Please write out the whole listing that follows exactly; the pictures stay out.
********************
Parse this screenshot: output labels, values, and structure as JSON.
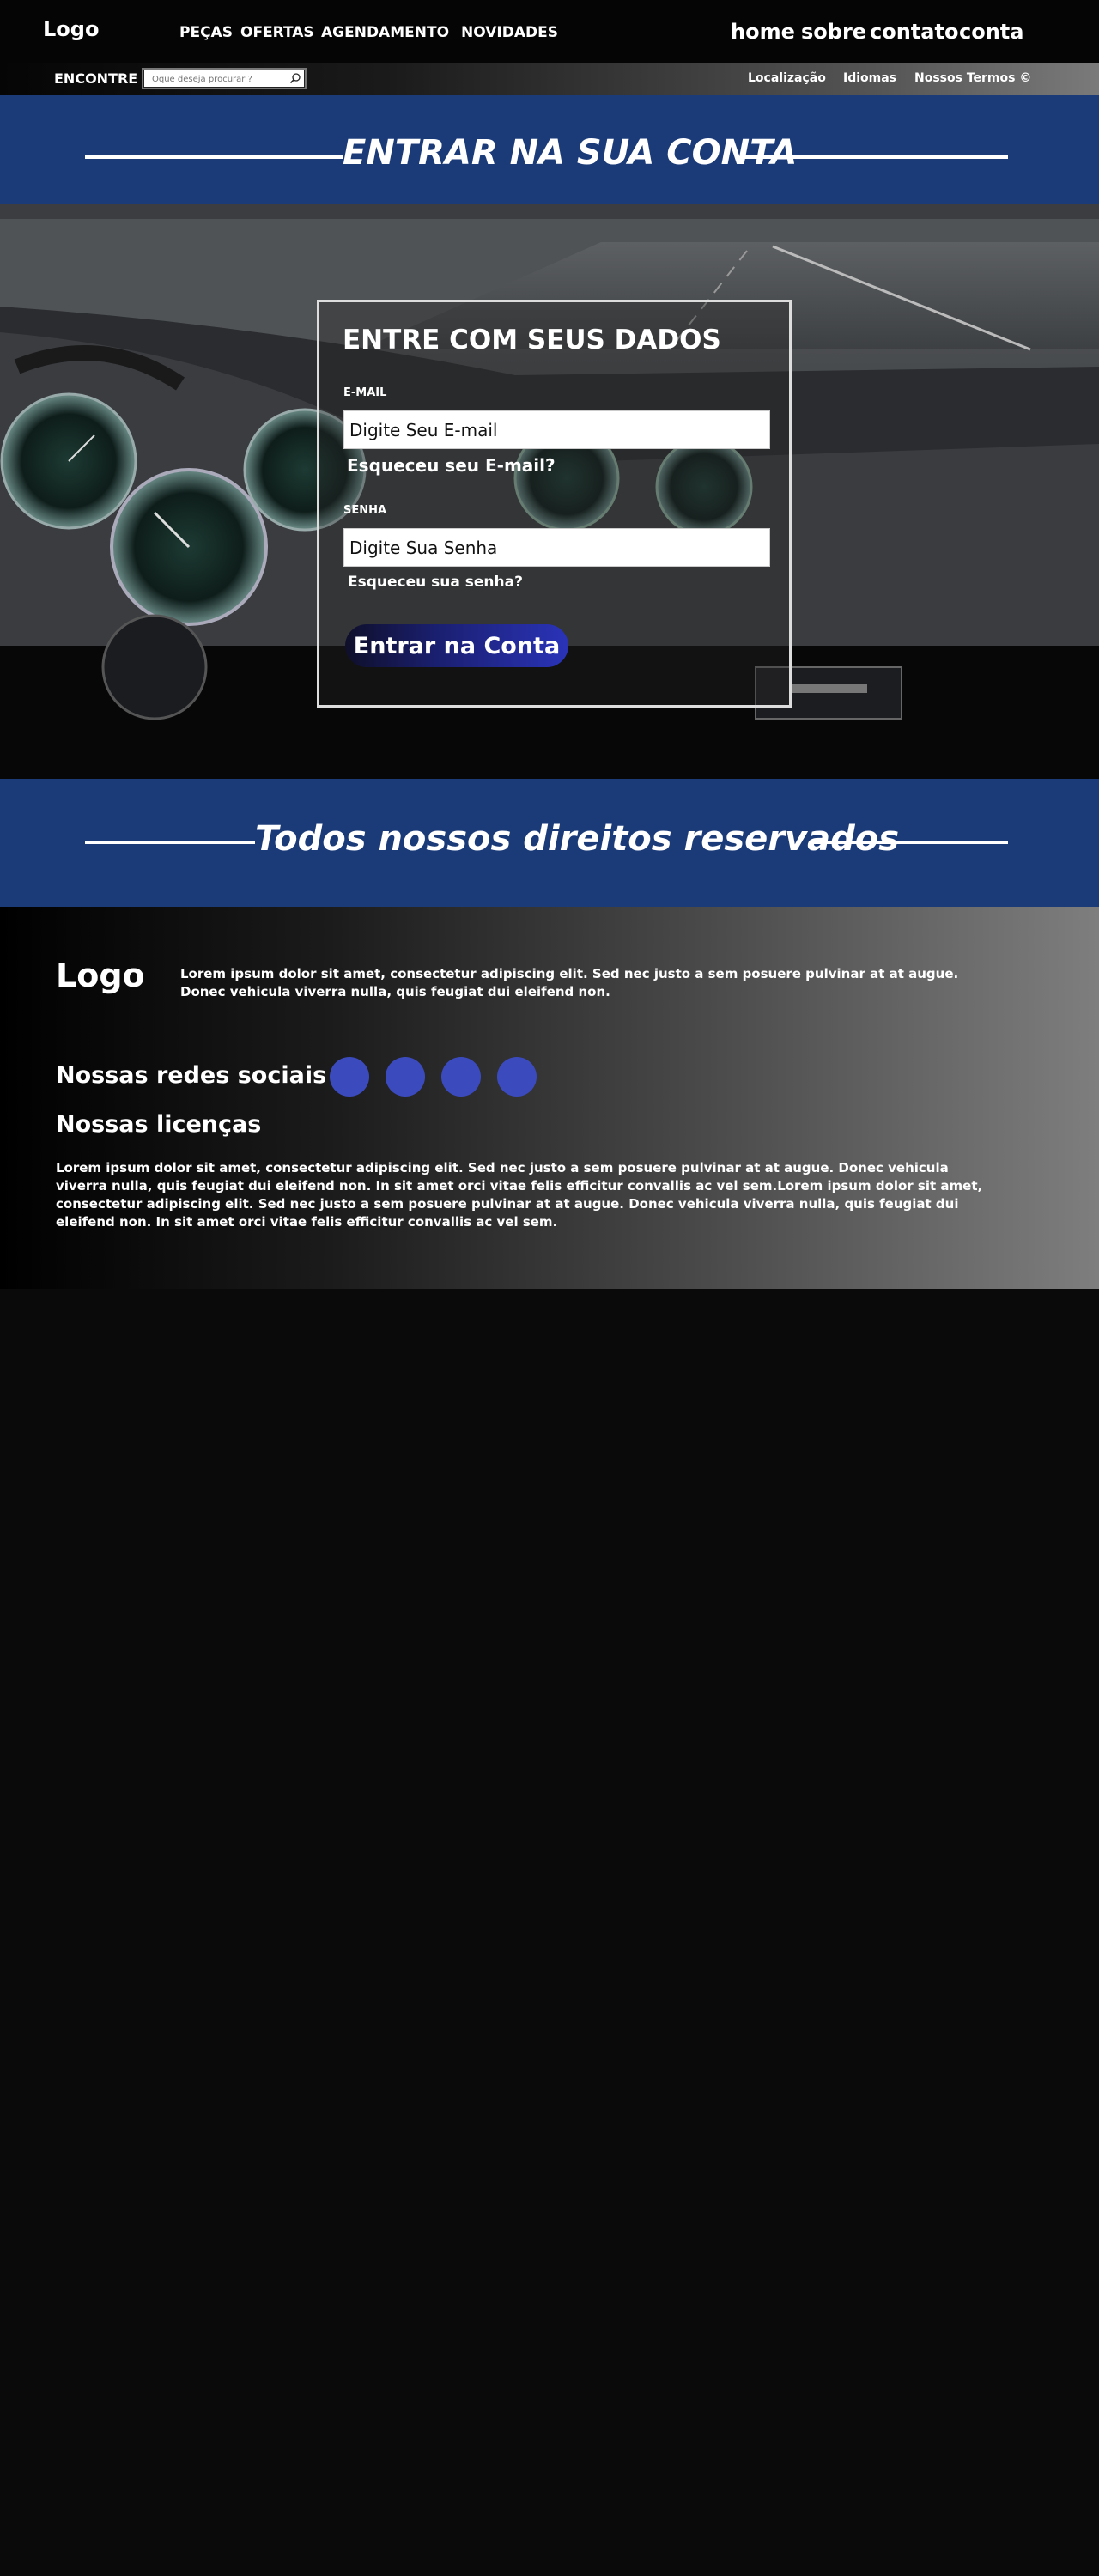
{
  "topnav": {
    "logo": "Logo",
    "left_items": [
      "PEÇAS",
      "OFERTAS",
      "AGENDAMENTO",
      "NOVIDADES"
    ],
    "right_items": [
      "home",
      "sobre",
      "contato",
      "conta"
    ]
  },
  "subnav": {
    "search_label": "ENCONTRE",
    "search_placeholder": "Oque deseja procurar ?",
    "links": [
      "Localização",
      "Idiomas",
      "Nossos Termos ©"
    ]
  },
  "banner_top": {
    "title": "ENTRAR NA  SUA CONTA"
  },
  "login": {
    "title": "ENTRE COM SEUS DADOS",
    "email_label": "E-MAIL",
    "email_placeholder": "Digite Seu E-mail",
    "email_forgot": "Esqueceu seu E-mail?",
    "password_label": "SENHA",
    "password_placeholder": "Digite Sua Senha",
    "password_forgot": "Esqueceu sua senha?",
    "submit": "Entrar na Conta"
  },
  "banner_bottom": {
    "title": "Todos nossos direitos reservados"
  },
  "footer": {
    "logo": "Logo",
    "about": "Lorem ipsum dolor sit amet, consectetur adipiscing elit. Sed nec justo a sem posuere pulvinar at at augue. Donec vehicula viverra nulla, quis feugiat dui eleifend non.",
    "social_title": "Nossas redes sociais",
    "license_title": "Nossas licenças",
    "license_text": "Lorem ipsum dolor sit amet, consectetur adipiscing elit. Sed nec justo a sem posuere pulvinar at at augue. Donec vehicula viverra nulla, quis feugiat dui eleifend non. In sit amet orci vitae felis efficitur convallis ac vel sem.Lorem ipsum dolor sit amet, consectetur adipiscing elit. Sed nec justo a sem posuere pulvinar at at augue. Donec vehicula viverra nulla, quis feugiat dui eleifend non. In sit amet orci vitae felis efficitur convallis ac vel sem."
  },
  "colors": {
    "banner_blue": "#1b3a78",
    "social_circle": "#3b4bbe",
    "button_accent": "#2a33b8"
  }
}
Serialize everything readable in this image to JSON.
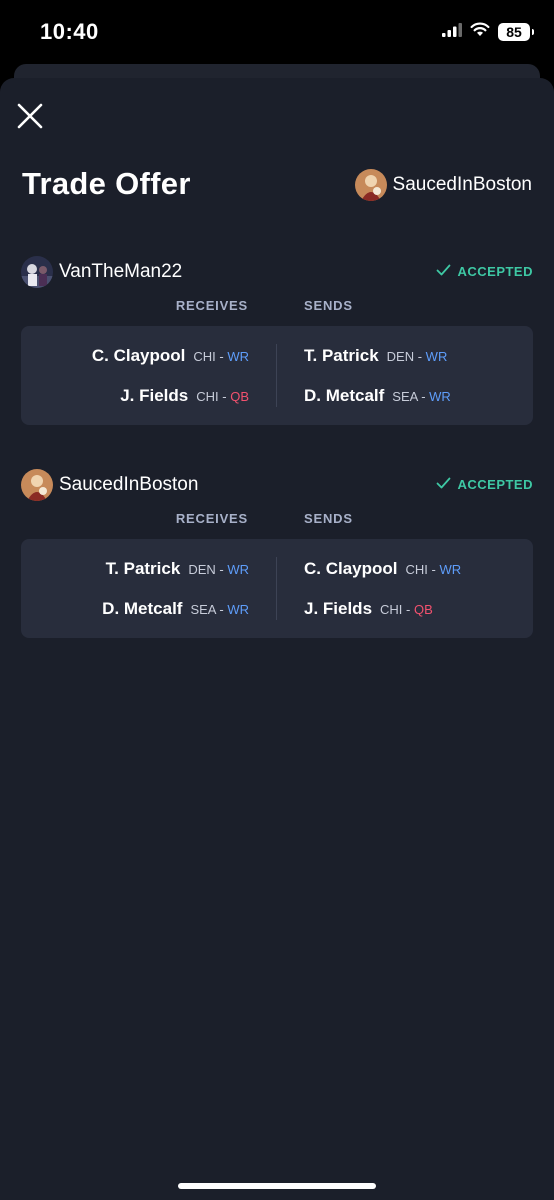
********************
**COMPLETED EXERCISE:**
Parse this screenshot: output labels, values, and structure as JSON.
{
  "topnav": {
    "logo": "Logo",
    "left_items": [
      "PEÇAS",
      "OFERTAS",
      "AGENDAMENTO",
      "NOVIDADES"
    ],
    "right_items": [
      "home",
      "sobre",
      "contato",
      "conta"
    ]
  },
  "subnav": {
    "search_label": "ENCONTRE",
    "search_placeholder": "Oque deseja procurar ?",
    "links": [
      "Localização",
      "Idiomas",
      "Nossos Termos ©"
    ]
  },
  "banner_top": {
    "title": "ENTRAR NA  SUA CONTA"
  },
  "login": {
    "title": "ENTRE COM SEUS DADOS",
    "email_label": "E-MAIL",
    "email_placeholder": "Digite Seu E-mail",
    "email_forgot": "Esqueceu seu E-mail?",
    "password_label": "SENHA",
    "password_placeholder": "Digite Sua Senha",
    "password_forgot": "Esqueceu sua senha?",
    "submit": "Entrar na Conta"
  },
  "banner_bottom": {
    "title": "Todos nossos direitos reservados"
  },
  "footer": {
    "logo": "Logo",
    "about": "Lorem ipsum dolor sit amet, consectetur adipiscing elit. Sed nec justo a sem posuere pulvinar at at augue. Donec vehicula viverra nulla, quis feugiat dui eleifend non.",
    "social_title": "Nossas redes sociais",
    "license_title": "Nossas licenças",
    "license_text": "Lorem ipsum dolor sit amet, consectetur adipiscing elit. Sed nec justo a sem posuere pulvinar at at augue. Donec vehicula viverra nulla, quis feugiat dui eleifend non. In sit amet orci vitae felis efficitur convallis ac vel sem.Lorem ipsum dolor sit amet, consectetur adipiscing elit. Sed nec justo a sem posuere pulvinar at at augue. Donec vehicula viverra nulla, quis feugiat dui eleifend non. In sit amet orci vitae felis efficitur convallis ac vel sem."
  },
  "colors": {
    "banner_blue": "#1b3a78",
    "social_circle": "#3b4bbe",
    "button_accent": "#2a33b8"
  }
}
Serialize everything readable in this image to JSON.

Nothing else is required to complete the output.